### Your instructions
For every line in the records below that contains the word "screenshot", add one to a count, and report only that count.

### Information
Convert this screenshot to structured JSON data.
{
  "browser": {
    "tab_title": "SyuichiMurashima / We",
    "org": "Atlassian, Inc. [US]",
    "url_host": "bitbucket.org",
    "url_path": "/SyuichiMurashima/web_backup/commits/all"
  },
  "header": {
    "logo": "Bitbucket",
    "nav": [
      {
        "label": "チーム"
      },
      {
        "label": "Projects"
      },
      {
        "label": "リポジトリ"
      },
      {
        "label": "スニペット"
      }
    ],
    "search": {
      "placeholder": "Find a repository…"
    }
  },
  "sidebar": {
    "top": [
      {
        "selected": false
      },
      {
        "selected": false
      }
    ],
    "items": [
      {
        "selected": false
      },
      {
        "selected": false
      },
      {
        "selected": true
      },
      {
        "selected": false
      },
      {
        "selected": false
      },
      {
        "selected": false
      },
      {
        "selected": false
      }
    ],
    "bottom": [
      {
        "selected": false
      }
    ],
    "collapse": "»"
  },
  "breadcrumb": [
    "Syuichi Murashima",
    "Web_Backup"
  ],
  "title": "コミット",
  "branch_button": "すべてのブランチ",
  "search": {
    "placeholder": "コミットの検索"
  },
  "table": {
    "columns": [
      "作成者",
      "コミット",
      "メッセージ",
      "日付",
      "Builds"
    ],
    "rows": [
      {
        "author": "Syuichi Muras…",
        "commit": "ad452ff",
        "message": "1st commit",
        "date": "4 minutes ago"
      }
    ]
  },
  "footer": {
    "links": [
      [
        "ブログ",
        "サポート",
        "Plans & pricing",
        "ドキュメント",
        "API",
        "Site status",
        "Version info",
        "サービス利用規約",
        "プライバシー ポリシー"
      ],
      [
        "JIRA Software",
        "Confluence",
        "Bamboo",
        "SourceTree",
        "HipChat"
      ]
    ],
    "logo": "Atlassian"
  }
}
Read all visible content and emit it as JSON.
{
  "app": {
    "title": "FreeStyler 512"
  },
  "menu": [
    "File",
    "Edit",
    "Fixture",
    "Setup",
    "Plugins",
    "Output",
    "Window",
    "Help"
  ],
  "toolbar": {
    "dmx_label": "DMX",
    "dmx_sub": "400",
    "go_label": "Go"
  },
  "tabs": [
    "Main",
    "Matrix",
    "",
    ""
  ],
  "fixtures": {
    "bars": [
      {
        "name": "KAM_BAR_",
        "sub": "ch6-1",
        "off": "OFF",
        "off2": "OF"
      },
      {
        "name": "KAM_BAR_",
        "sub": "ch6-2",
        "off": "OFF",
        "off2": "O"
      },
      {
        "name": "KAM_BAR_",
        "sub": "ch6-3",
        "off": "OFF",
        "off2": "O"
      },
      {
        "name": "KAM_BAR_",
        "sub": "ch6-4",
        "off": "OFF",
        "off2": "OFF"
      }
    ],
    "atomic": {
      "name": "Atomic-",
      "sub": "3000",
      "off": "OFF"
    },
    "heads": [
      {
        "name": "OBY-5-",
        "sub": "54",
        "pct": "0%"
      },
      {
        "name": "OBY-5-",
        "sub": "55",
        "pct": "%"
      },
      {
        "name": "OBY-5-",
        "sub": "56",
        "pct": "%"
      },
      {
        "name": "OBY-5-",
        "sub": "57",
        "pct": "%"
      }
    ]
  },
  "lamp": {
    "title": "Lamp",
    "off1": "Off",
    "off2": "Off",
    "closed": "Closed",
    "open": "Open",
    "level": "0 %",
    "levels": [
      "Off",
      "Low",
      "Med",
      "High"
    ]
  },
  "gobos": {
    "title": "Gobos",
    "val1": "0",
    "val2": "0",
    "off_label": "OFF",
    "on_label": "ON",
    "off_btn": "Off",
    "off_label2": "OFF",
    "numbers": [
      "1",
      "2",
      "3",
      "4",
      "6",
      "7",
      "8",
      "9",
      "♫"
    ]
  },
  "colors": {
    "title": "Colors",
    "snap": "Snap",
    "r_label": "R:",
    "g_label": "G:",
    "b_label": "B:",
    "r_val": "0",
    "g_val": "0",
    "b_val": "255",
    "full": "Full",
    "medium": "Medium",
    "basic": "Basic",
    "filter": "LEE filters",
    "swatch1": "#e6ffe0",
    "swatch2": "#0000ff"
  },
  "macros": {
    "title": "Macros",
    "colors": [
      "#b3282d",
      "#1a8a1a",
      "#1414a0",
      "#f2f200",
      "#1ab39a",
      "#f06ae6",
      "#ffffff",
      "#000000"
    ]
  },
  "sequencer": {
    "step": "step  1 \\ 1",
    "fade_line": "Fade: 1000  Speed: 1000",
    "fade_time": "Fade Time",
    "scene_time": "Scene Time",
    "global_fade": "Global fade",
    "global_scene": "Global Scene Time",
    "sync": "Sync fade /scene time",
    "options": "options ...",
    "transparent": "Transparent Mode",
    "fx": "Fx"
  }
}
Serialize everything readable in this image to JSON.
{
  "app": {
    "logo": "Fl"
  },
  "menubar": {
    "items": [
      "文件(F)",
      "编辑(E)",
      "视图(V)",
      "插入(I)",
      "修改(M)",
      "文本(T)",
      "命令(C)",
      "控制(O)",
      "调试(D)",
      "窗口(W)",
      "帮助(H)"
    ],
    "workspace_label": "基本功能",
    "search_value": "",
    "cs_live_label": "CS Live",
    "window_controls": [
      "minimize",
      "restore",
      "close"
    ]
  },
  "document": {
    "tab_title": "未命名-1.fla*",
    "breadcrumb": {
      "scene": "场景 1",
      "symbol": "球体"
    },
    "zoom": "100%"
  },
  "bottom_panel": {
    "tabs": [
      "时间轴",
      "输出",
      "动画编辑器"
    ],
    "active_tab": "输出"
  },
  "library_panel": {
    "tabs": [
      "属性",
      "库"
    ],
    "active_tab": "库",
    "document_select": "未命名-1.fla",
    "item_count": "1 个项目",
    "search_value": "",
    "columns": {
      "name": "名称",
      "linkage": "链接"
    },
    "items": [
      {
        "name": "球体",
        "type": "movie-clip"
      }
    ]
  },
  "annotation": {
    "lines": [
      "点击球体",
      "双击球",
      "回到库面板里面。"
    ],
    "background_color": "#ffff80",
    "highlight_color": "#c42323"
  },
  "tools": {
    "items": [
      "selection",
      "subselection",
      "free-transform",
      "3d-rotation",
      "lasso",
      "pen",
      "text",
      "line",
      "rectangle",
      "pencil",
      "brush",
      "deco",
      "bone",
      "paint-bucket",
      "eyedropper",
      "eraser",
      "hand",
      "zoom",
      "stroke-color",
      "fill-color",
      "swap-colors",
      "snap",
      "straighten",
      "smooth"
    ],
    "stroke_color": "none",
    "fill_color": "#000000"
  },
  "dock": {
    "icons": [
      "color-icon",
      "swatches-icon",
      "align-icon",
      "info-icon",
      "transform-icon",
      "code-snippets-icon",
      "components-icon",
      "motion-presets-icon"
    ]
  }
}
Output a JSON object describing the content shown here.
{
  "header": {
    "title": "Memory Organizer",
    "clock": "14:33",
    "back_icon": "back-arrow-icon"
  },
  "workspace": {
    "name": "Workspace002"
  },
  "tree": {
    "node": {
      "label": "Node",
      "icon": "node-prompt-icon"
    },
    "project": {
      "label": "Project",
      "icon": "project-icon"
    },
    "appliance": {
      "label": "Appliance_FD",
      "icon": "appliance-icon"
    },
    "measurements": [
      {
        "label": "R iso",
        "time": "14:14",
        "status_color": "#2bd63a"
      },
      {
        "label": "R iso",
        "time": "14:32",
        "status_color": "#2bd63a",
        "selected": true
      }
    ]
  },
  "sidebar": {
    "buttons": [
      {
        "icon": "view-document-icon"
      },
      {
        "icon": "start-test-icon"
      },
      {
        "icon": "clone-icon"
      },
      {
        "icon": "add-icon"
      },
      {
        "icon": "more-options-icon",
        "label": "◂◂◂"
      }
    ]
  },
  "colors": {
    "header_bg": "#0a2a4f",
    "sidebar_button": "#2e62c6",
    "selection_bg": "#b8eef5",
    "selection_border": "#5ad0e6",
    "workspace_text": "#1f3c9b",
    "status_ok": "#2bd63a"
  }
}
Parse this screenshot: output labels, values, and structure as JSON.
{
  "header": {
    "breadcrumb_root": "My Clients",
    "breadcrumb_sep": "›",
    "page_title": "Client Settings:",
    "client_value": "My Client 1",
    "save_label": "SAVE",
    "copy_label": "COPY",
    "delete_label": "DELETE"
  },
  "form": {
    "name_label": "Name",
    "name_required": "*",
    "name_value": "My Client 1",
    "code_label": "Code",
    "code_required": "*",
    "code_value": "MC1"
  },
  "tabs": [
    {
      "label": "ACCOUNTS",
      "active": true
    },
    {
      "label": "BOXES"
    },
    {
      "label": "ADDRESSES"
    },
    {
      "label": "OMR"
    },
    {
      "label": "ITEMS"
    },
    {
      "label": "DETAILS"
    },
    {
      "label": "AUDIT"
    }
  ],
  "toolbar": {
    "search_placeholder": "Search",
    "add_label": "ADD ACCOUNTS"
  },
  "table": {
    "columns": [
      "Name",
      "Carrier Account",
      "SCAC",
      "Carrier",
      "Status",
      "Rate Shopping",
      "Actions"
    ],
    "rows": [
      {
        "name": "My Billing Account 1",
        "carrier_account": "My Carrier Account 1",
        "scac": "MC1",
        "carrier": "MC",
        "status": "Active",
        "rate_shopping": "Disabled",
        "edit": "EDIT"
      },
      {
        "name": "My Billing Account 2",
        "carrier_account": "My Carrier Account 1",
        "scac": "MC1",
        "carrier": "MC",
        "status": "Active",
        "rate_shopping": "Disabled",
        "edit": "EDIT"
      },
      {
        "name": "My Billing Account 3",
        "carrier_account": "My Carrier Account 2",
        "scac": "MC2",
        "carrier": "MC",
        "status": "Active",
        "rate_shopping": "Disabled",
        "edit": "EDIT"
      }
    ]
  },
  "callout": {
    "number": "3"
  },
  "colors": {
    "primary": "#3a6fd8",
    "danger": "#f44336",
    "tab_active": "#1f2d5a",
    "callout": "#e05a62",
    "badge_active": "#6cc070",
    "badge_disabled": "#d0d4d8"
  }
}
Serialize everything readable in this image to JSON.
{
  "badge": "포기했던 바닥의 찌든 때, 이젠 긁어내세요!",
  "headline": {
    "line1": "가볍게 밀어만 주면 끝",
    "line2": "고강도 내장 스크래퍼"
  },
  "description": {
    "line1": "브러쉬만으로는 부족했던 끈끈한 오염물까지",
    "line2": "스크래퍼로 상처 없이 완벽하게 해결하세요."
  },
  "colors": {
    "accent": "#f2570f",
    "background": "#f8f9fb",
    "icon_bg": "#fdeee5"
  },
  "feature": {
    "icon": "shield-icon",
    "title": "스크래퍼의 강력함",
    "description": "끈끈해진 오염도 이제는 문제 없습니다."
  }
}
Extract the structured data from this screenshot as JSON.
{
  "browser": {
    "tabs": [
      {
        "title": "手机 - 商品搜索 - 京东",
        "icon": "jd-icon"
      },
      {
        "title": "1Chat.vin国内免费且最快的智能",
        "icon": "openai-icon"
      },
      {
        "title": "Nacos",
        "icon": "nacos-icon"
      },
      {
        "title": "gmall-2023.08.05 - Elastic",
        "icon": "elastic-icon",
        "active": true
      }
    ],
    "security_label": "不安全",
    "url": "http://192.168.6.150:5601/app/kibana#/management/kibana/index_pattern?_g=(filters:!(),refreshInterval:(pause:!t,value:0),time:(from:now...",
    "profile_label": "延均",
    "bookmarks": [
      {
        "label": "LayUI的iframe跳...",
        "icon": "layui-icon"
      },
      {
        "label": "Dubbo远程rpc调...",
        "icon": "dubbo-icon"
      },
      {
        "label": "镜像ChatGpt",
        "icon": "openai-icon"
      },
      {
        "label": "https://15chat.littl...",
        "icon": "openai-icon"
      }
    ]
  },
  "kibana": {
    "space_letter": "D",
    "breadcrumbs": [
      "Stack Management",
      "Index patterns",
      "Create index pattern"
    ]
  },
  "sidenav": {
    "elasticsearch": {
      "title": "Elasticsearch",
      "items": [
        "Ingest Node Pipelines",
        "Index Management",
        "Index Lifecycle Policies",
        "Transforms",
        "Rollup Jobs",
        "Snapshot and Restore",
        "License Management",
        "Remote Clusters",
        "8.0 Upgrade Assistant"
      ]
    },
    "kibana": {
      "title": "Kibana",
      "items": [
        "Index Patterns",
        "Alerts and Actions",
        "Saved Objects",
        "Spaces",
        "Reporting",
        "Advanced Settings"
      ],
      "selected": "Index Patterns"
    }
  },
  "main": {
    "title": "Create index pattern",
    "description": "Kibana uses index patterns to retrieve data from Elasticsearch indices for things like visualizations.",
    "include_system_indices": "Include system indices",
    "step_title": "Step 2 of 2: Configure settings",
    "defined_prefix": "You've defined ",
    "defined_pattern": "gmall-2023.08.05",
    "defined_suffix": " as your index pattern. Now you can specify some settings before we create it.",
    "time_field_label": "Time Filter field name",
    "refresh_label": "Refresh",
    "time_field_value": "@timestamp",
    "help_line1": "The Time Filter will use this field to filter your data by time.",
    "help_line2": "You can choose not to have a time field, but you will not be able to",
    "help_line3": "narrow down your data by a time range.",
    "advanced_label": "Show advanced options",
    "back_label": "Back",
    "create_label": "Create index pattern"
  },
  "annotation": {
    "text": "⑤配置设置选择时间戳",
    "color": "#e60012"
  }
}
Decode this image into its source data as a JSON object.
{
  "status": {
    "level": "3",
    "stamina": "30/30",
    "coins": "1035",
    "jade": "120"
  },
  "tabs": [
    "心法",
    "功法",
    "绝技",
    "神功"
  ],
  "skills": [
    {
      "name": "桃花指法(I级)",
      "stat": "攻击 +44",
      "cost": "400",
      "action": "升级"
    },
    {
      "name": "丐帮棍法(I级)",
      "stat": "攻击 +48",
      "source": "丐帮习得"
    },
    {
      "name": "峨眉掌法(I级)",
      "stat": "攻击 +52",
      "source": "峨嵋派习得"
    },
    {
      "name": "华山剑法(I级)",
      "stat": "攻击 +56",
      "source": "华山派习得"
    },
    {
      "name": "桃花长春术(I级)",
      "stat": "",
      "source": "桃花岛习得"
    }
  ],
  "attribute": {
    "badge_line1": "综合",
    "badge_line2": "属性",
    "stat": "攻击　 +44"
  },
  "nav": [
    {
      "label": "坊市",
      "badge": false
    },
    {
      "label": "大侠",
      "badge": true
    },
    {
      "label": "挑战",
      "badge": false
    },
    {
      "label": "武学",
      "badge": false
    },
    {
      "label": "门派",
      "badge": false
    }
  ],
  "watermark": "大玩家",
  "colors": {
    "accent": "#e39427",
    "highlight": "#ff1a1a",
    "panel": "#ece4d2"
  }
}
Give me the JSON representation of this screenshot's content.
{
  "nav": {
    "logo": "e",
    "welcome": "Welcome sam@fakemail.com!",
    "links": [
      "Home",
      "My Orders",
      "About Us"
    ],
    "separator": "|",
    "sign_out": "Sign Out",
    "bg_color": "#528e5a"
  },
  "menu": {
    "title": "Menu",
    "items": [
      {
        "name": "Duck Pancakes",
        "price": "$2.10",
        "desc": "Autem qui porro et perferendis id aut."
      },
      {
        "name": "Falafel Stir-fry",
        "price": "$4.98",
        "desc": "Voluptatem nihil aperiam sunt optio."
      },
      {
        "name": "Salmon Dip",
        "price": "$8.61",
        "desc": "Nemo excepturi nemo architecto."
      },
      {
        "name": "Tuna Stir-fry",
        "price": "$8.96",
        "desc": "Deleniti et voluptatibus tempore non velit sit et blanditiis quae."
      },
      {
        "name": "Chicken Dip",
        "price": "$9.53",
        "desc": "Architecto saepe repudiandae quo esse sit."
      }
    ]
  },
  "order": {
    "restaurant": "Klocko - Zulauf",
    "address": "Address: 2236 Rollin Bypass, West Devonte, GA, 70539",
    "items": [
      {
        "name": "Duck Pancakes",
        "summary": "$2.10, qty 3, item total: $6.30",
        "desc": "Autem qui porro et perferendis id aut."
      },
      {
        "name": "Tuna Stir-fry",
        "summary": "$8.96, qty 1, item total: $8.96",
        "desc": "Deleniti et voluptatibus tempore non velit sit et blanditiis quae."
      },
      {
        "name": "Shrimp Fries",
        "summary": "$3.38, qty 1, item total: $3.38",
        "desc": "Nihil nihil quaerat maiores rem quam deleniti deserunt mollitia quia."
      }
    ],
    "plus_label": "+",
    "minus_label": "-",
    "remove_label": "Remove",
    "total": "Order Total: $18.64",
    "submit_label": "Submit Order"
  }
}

### Output of the task
4